After my second day tasting in Bordeaux I can confirm that this is a vintage made under extremely taxing conditions and I believe that with what vagaries the weather had to throw at them the chateaux have been under pressure to deliver. As a result of tasting on the Right Bank and returning to the Left Bank to taste for a second time I am convinced this is a vintage for the ‘drinkers’ and not the ‘investors’. Some are saying that the vintage resembles the 2007 but with greater ageing capacity. Others are saying that it is better than 2008 (which I heartily disagree with). Either way you shouldn’t be surprised at the price – if this vintage is being touted as better than the 2008 then the price will reflect that. . . so don’t hold your breath for big reductions in how much the 2011 is going to cost you.
Although a lot of chateaux are down on yields surprisingly there were some that are actually up. Nenin (second wine Fugue de Nenin) and also Potensac (second wine Chapelle de Potensac) increased their yield from 37 litres per hectare to 44 and 48 respectively. This is due to the composition of the soils as their vines lie on mainly clay/chalky subsoil (clay retains water so it is useful in drought conditions). An interesting fact I learnt today is that 2011 has been the driest vintage of the last decade. The year of the 2003 vintage was hotter but not as dry. Most chateaux owners I spoke to have had to hand pick discarding green and pink grapes. Alcohol levels pleasantly lower this year at around 13.5% with slightly higher pH values.

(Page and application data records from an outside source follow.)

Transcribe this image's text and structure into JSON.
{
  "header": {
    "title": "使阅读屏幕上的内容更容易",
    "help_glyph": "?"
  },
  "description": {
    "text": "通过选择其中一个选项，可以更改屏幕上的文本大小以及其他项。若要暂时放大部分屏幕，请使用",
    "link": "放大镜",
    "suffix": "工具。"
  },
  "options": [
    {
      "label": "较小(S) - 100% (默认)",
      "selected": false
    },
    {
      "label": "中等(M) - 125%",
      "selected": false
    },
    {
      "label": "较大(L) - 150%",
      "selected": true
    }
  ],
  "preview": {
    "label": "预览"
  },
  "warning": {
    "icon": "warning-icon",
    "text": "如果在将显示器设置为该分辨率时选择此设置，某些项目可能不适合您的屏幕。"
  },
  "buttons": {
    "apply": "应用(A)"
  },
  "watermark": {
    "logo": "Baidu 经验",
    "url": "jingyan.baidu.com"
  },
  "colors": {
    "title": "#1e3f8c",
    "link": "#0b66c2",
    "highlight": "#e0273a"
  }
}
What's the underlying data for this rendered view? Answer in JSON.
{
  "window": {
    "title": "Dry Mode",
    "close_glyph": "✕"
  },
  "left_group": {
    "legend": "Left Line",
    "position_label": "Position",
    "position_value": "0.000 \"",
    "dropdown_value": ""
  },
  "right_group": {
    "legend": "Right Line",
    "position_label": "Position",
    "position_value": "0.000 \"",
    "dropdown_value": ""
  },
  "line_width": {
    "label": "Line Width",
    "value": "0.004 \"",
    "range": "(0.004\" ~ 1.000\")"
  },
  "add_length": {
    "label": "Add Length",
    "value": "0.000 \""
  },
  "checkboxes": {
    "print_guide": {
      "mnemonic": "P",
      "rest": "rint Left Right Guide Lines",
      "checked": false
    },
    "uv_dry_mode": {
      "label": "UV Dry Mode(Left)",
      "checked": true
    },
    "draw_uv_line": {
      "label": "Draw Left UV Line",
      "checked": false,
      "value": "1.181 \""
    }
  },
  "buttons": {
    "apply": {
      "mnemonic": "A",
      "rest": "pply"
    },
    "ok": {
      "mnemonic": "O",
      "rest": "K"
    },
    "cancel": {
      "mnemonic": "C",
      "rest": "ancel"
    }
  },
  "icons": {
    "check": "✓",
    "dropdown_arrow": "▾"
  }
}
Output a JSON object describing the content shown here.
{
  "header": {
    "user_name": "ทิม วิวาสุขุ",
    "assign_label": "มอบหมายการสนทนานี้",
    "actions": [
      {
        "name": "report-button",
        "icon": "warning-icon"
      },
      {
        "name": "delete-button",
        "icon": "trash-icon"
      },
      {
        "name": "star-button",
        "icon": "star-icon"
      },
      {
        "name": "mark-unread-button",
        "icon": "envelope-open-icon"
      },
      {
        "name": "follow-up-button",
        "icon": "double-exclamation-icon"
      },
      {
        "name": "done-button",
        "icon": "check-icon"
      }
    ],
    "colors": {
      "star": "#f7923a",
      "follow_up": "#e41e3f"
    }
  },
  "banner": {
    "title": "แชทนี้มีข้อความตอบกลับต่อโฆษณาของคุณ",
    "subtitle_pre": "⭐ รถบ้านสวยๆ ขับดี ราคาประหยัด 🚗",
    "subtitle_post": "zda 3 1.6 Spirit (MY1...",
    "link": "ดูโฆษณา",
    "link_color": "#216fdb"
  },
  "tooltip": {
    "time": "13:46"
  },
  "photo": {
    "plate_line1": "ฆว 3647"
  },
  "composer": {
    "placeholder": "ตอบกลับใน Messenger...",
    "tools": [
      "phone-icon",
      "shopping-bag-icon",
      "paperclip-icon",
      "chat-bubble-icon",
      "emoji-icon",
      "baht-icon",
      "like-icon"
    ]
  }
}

Due to tiredness writing up my previous blog I omitted mentioning some chateaux that I must tell you about:
All of Calon Segur‘s three wines: the Grand Vin, Marquis de Calon and their Cru Bourgeois Capbern Gasquetron are definitely well worth consideration when they come out onto the market for drinking.
Also from Saint Estephe Lafon Rochet (64% Cabernet Sauvignon, 32% Merlot, 3% Petit Verdot) will be one to look out for. Basile Tesseron told me that what he learnt from this vintage is what a remarkable and knowledgeable team he has working under him at the chateaux. He appreciates that without them Lafon Rochet would not have been made to the standard it has this year. I thought this was a very nice, refreshingly honest statement from an up and coming chateau owner. He also told me that this year’s blend had no pressings and that he didn’t use any cabernet franc.
Lynch Bages (72% Cabernet Sauvignon, 23% Merlot, 3% Cabernet Franc, 2% Petit Verdot) was also a notch above others and presented very nicely indeed.
The wines I enjoyed today include Leoville Las Cases (76% Cabernet Sauvignon, 12% Merlot, 12% Cabernet Franc) which had reasonable length, a good balance and good nose. Clos de Marquis (65% Cabernet Sauvignon, 22% Merlot, 13% Cabernet Franc) deserves a special mention – grapes actually come from a separate area of vineyards surrounded on all sides by other Second Growths so it is more of a separate cuvée than Leoville Las Cases’ second wine and can challenge more than few cru class All in all I think the estate has done very well indeed considering they only managed to produce 27 litres per hectare.
From Pomerol I thought that Clinet (85% Merlot, 10% Cabernet Sauvignon, 5% Cabernet Franc) showed very well – as did Vieux Chateau Certan (70% Merlot, 29% Cabernet Franc, 1% Cabernet Sauvignon) which had that little touch of opulence I had been looking for.
In Saint Julien Lagrange (62% Cabernet Sauvignon, 32% Merlot, 6% Petit Verdot) offered something a little bit different from the others in the appellation and stood out. It was soft in the mouth with nicely balanced tannins – a very good presentation.
I revisited some of the wines I had tasted from Pauillac but have not changed my opinions from yesterday (see here).